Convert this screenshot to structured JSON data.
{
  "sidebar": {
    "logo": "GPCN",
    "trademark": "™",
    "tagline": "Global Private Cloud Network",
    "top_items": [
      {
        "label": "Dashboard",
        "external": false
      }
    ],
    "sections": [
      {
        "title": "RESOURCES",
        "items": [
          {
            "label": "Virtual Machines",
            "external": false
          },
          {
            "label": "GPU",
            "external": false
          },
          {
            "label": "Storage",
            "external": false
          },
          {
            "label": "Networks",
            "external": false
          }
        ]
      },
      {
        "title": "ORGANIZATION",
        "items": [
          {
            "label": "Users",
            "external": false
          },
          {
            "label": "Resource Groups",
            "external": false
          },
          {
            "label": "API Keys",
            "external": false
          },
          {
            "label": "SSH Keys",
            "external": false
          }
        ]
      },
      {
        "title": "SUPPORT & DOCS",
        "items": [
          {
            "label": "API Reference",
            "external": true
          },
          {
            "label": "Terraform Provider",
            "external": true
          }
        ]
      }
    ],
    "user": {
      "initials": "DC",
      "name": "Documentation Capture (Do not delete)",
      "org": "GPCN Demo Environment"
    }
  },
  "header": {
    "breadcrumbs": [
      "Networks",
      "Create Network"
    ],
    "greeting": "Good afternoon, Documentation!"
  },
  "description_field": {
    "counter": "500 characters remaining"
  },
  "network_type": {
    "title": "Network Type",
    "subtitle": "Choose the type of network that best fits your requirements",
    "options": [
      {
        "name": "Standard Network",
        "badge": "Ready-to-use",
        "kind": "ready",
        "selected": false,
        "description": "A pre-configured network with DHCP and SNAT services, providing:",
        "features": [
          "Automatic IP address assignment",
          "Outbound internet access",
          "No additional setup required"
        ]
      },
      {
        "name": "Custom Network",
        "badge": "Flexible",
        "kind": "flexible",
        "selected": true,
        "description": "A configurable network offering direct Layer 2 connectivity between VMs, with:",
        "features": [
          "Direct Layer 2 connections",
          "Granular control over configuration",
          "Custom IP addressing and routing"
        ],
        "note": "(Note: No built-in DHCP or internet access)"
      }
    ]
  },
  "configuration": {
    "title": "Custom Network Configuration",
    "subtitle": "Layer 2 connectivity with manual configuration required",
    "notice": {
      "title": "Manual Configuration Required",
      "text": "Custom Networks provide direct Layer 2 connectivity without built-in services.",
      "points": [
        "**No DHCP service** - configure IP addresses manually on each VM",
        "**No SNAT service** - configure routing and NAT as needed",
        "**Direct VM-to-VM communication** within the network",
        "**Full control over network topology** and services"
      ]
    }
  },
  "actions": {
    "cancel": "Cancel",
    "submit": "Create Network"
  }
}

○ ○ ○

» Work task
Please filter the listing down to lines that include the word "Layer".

» Expected output
        "description": "A configurable network offering direct Layer 2 connectivity between VMs, with:",
          "Direct Layer 2 connections",
    "subtitle": "Layer 2 connectivity with manual configuration required",
      "text": "Custom Networks provide direct Layer 2 connectivity without built-in services.",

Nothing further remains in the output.